• _Task material_
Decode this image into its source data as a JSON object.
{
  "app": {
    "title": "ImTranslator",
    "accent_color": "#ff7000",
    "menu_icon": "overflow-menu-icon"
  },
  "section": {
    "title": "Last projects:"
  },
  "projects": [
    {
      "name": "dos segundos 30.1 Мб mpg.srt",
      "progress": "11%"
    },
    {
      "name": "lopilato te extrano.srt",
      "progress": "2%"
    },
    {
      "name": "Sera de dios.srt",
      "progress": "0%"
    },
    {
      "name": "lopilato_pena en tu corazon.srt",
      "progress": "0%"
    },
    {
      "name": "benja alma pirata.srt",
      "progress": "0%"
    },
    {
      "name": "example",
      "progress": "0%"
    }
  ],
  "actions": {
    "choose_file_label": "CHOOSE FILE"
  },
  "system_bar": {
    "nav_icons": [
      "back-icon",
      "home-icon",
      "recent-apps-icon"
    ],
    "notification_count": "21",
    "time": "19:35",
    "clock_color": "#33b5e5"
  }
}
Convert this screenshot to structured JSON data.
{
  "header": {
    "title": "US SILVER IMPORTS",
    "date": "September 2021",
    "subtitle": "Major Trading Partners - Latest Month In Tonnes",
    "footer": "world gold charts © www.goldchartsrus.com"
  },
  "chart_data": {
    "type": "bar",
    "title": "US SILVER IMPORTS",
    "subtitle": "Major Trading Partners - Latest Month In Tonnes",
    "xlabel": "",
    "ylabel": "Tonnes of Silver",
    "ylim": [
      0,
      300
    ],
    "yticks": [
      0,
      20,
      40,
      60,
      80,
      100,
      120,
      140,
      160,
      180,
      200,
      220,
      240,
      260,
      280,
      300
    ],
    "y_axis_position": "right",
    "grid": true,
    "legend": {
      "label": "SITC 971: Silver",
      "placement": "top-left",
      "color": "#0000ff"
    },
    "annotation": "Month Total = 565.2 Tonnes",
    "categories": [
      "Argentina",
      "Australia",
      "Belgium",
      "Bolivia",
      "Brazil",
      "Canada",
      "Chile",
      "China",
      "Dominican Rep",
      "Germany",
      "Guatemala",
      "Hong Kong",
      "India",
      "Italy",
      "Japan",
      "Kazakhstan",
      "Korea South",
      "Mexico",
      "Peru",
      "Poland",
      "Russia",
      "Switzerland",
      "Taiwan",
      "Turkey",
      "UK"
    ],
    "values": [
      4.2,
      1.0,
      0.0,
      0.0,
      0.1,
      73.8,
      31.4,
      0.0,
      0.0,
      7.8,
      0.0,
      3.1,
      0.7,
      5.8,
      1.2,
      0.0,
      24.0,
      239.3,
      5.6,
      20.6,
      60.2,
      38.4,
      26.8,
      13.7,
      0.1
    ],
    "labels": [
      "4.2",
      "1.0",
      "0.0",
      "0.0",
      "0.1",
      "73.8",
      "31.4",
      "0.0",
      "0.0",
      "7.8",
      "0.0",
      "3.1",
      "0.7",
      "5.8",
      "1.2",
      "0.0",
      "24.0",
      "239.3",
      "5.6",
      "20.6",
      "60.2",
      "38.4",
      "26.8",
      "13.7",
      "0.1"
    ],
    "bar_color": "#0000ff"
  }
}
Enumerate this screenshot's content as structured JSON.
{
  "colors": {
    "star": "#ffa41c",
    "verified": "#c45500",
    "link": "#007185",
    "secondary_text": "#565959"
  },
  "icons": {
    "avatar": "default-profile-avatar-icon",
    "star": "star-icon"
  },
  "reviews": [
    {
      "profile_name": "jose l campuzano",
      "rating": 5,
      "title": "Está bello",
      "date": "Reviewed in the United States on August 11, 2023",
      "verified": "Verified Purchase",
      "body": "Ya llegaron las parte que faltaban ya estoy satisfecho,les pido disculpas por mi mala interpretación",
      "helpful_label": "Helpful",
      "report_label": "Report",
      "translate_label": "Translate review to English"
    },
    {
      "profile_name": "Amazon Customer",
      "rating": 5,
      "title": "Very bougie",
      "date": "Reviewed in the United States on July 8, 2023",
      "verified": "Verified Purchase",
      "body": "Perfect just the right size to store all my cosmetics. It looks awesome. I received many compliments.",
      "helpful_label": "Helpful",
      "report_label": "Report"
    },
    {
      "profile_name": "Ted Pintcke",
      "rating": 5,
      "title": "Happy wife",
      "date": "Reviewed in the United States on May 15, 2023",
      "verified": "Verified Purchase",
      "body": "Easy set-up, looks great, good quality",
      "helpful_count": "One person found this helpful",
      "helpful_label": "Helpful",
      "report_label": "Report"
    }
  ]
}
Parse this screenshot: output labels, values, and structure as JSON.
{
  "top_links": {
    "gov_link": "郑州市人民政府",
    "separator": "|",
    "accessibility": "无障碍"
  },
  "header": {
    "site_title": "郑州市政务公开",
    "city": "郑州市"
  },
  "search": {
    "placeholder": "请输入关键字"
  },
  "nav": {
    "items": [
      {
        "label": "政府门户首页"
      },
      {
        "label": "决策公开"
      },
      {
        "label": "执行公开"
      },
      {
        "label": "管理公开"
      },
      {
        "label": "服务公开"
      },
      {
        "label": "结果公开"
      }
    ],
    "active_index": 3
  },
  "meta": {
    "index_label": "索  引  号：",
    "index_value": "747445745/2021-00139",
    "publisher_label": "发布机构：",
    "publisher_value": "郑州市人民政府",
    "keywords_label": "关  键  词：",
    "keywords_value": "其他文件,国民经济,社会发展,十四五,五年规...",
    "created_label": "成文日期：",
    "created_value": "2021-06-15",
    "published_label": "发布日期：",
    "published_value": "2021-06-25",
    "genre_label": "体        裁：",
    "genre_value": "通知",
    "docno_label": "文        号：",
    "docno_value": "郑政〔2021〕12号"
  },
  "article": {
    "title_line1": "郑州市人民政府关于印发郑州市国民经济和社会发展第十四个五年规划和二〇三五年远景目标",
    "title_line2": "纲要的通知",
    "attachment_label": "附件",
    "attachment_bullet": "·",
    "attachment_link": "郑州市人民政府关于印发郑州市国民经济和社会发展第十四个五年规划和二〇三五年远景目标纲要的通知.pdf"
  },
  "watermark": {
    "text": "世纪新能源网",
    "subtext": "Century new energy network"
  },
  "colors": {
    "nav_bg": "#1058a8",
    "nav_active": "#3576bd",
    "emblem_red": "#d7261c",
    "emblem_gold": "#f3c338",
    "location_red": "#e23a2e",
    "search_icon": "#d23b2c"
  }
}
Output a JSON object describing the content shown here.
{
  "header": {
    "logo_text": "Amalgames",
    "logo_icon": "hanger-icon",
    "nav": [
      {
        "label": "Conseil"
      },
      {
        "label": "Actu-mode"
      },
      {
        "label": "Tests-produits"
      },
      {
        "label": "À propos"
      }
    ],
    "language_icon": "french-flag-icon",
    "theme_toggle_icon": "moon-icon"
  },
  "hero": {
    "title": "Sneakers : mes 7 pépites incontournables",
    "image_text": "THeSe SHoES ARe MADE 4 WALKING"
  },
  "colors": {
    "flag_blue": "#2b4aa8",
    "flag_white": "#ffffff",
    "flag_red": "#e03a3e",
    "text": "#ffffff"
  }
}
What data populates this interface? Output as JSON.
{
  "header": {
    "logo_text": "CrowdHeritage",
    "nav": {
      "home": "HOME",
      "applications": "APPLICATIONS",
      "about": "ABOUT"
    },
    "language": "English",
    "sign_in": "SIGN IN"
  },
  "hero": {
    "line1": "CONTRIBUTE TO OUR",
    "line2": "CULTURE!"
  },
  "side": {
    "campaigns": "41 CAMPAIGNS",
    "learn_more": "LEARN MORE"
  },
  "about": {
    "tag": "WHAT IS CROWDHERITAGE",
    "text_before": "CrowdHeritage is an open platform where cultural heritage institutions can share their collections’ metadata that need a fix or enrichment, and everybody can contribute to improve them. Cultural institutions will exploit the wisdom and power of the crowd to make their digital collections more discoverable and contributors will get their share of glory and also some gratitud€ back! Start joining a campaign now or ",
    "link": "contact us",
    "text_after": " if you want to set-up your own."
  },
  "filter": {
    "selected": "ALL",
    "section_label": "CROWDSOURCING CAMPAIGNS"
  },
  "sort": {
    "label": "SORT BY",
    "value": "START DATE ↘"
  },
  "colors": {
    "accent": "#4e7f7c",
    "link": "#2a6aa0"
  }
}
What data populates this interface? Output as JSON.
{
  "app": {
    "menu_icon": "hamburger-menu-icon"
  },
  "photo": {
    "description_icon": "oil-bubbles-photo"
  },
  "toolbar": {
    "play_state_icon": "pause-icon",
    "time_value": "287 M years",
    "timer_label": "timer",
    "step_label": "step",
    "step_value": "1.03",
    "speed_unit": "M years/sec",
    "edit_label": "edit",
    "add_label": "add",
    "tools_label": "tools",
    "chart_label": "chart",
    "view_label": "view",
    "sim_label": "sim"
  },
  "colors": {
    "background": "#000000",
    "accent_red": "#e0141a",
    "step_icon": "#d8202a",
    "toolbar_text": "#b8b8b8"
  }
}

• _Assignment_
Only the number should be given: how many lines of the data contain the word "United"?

• _Task output_
3